From 1933, Hitler’s chosen “philosophical” manager was Alfred Rosenberg, who was tasked with defending an ideology that would destroy democracy, pluralist toleration and individual freedom. Rosenberg even fished around in Homer and Plato to support his theories of the leadership principle, arguing that these greats of ancient Greece were “proto-Nazis”. He criticised Hegel’s idea of a strong state, arguing that the Volk takes precedence. But it was from Wilhelm Marr’s book The Victory of Judaism over Teutonism (1873) that, according to Sherratt, Rosenberg drew the Nazi version of Social Darwinism. Sherratt’s chapter on Martin Heidegger, the renowned philosopher of phenomenology, is a powerful portrait of collaboration, and corruption of the best. He endorsed the sacking of his erstwhile mentor Edmund Husserl after the dismissal of Jews from the civil service and academia in 1933. Heidegger even removed his dedication to Husserl from subsequent editions of his magnum opus Being and Time. He lectured in a Nazi uniform.
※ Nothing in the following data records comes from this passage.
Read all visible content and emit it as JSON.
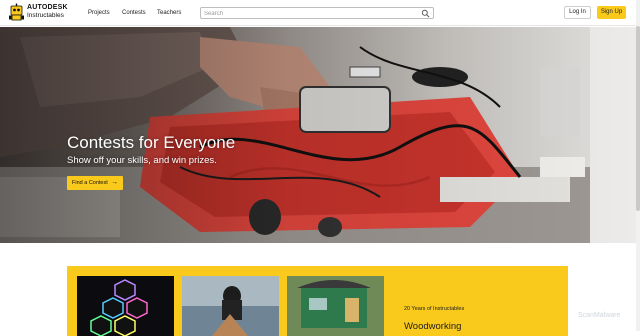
{
  "header": {
    "logo_line1": "AUTODESK",
    "logo_line2": "Instructables",
    "nav": [
      "Projects",
      "Contests",
      "Teachers"
    ],
    "search_placeholder": "Search",
    "login_label": "Log In",
    "signup_label": "Sign Up"
  },
  "hero": {
    "title": "Contests for Everyone",
    "subtitle": "Show off your skills, and win prizes.",
    "cta_label": "Find a Contest",
    "cta_icon": "arrow-right-icon"
  },
  "feature": {
    "kicker": "20 Years of Instructables",
    "title": "Woodworking"
  },
  "watermark": "ScanMalware",
  "colors": {
    "accent": "#f9c91b",
    "text": "#222222",
    "hero_text": "#ffffff"
  }
}
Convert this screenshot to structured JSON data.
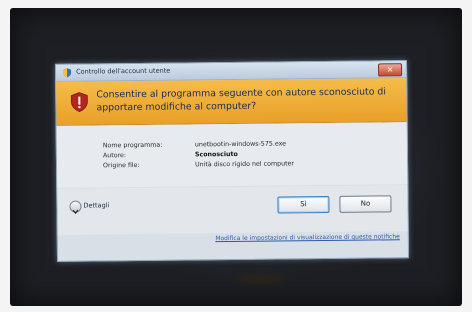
{
  "window": {
    "title": "Controllo dell'account utente",
    "close_label": "✕"
  },
  "banner": {
    "question": "Consentire al programma seguente con autore sconosciuto di apportare modifiche al computer?"
  },
  "details": {
    "rows": [
      {
        "label": "Nome programma:",
        "value": "unetbootin-windows-575.exe"
      },
      {
        "label": "Autore:",
        "value": "Sconosciuto"
      },
      {
        "label": "Origine file:",
        "value": "Unità disco rigido nel computer"
      }
    ]
  },
  "buttons": {
    "details_label": "Dettagli",
    "yes_label": "Sì",
    "no_label": "No"
  },
  "footer": {
    "link_text": "Modifica le impostazioni di visualizzazione di queste notifiche"
  },
  "colors": {
    "banner": "#f0b03a",
    "dialog_bg": "#e7ebf0",
    "link": "#2a5ca8"
  },
  "icons": {
    "title": "uac-shield-icon",
    "warning": "warning-shield-icon",
    "details": "chevron-down-icon"
  }
}
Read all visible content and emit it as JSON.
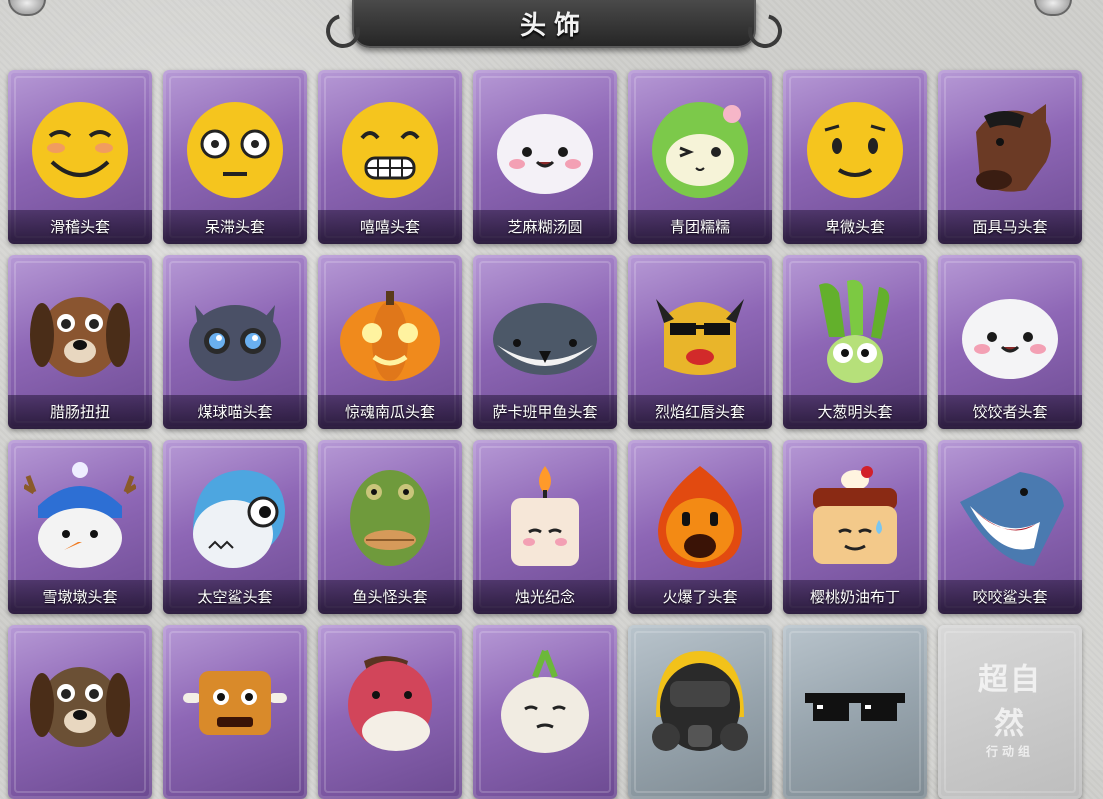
{
  "header": {
    "title": "头饰"
  },
  "items": [
    {
      "label": "滑稽头套",
      "icon": "smirk-face-icon",
      "face": "#f5c51e",
      "kind": "smirk"
    },
    {
      "label": "呆滞头套",
      "icon": "staring-face-icon",
      "face": "#f5c51e",
      "kind": "stare"
    },
    {
      "label": "嘻嘻头套",
      "icon": "grin-face-icon",
      "face": "#f5c51e",
      "kind": "grin"
    },
    {
      "label": "芝麻糊汤圆",
      "icon": "dumpling-icon",
      "face": "#f4f1f7",
      "kind": "cute"
    },
    {
      "label": "青团糯糯",
      "icon": "green-rice-ball-icon",
      "face": "#7cc94a",
      "kind": "wink"
    },
    {
      "label": "卑微头套",
      "icon": "humble-face-icon",
      "face": "#f5c51e",
      "kind": "humble"
    },
    {
      "label": "面具马头套",
      "icon": "horse-mask-icon",
      "face": "#6b3a25",
      "kind": "horse"
    },
    {
      "label": "腊肠扭扭",
      "icon": "dachshund-icon",
      "face": "#8a5530",
      "kind": "dog"
    },
    {
      "label": "煤球喵头套",
      "icon": "black-cat-icon",
      "face": "#4a5066",
      "kind": "cat"
    },
    {
      "label": "惊魂南瓜头套",
      "icon": "pumpkin-icon",
      "face": "#f08a1c",
      "kind": "pumpkin"
    },
    {
      "label": "萨卡班甲鱼头套",
      "icon": "fish-icon",
      "face": "#4c5868",
      "kind": "fish"
    },
    {
      "label": "烈焰红唇头套",
      "icon": "yellow-balaclava-icon",
      "face": "#e9b52a",
      "kind": "lips"
    },
    {
      "label": "大葱明头套",
      "icon": "scallion-icon",
      "face": "#7bc242",
      "kind": "scallion"
    },
    {
      "label": "饺饺者头套",
      "icon": "dumpling-cloud-icon",
      "face": "#f4f4f6",
      "kind": "cute"
    },
    {
      "label": "雪墩墩头套",
      "icon": "snowman-icon",
      "face": "#f3f3f3",
      "kind": "snow"
    },
    {
      "label": "太空鲨头套",
      "icon": "space-shark-icon",
      "face": "#eef2f6",
      "kind": "shark"
    },
    {
      "label": "鱼头怪头套",
      "icon": "fish-monster-icon",
      "face": "#6f9a3c",
      "kind": "fishman"
    },
    {
      "label": "烛光纪念",
      "icon": "candle-icon",
      "face": "#f6e7d8",
      "kind": "candle"
    },
    {
      "label": "火爆了头套",
      "icon": "fireball-icon",
      "face": "#f38a14",
      "kind": "fire"
    },
    {
      "label": "樱桃奶油布丁",
      "icon": "pudding-icon",
      "face": "#f3c98a",
      "kind": "pudding"
    },
    {
      "label": "咬咬鲨头套",
      "icon": "biting-shark-icon",
      "face": "#4a7ab0",
      "kind": "bshark"
    },
    {
      "label": "",
      "icon": "sunglasses-dog-icon",
      "face": "#6b5035",
      "kind": "dog"
    },
    {
      "label": "",
      "icon": "bone-box-icon",
      "face": "#d98a2a",
      "kind": "box"
    },
    {
      "label": "",
      "icon": "red-horse-icon",
      "face": "#d2455a",
      "kind": "redhorse"
    },
    {
      "label": "",
      "icon": "garlic-icon",
      "face": "#f1ece2",
      "kind": "garlic"
    },
    {
      "label": "",
      "icon": "gas-mask-helmet-icon",
      "face": "#2a2a2a",
      "kind": "mask"
    },
    {
      "label": "",
      "icon": "pixel-sunglasses-icon",
      "face": "#111111",
      "kind": "shades"
    },
    {
      "label": "",
      "icon": "empty-slot-icon",
      "face": "",
      "kind": "empty",
      "watermark": "超自然",
      "watermark_sub": "行动组"
    }
  ]
}
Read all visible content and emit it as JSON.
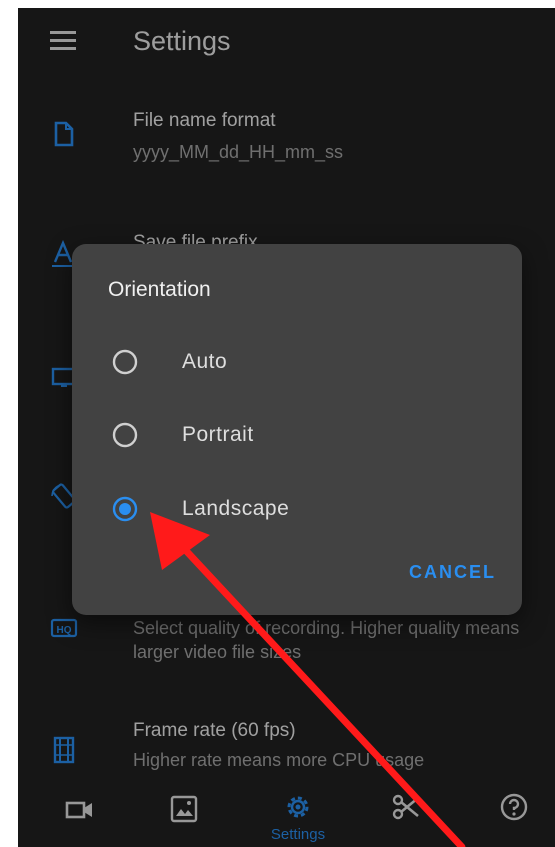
{
  "app": {
    "title": "Settings"
  },
  "settings": [
    {
      "title": "File name format",
      "subtitle": "yyyy_MM_dd_HH_mm_ss",
      "icon": "file-icon"
    },
    {
      "title": "Save file prefix",
      "subtitle": "",
      "icon": "text-format-icon"
    },
    {
      "title": "",
      "subtitle": "",
      "icon": "monitor-icon"
    },
    {
      "title": "",
      "subtitle": "",
      "icon": "screen-rotation-icon"
    },
    {
      "title": "",
      "subtitle": "Select quality of recording. Higher quality means larger video file sizes",
      "icon": "hd-icon"
    },
    {
      "title": "Frame rate (60 fps)",
      "subtitle": "Higher rate means more CPU usage",
      "icon": "film-icon"
    }
  ],
  "dialog": {
    "title": "Orientation",
    "options": [
      {
        "label": "Auto",
        "selected": false
      },
      {
        "label": "Portrait",
        "selected": false
      },
      {
        "label": "Landscape",
        "selected": true
      }
    ],
    "cancel_label": "CANCEL"
  },
  "bottom_nav": {
    "items": [
      {
        "icon": "video-camera-icon",
        "label": ""
      },
      {
        "icon": "gallery-icon",
        "label": ""
      },
      {
        "icon": "settings-gear-icon",
        "label": "Settings",
        "active": true
      },
      {
        "icon": "scissors-icon",
        "label": ""
      },
      {
        "icon": "help-icon",
        "label": ""
      }
    ]
  },
  "colors": {
    "background": "#212121",
    "dialog": "#424242",
    "accent": "#2a8ef0",
    "annotation_arrow": "#ff1a1a"
  }
}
As late as 1942 he was still praising National Socialism and “its unique historical status”. He defended Hitler’s regime and war aims well into 1944. According to Sherratt, Heidegger’s intellectual project can be read as a “doctrine of radical self-sacrifice where individualisation is allowed only for the purpose of heroism in warfare”.
more from John Cornwell at the FT here.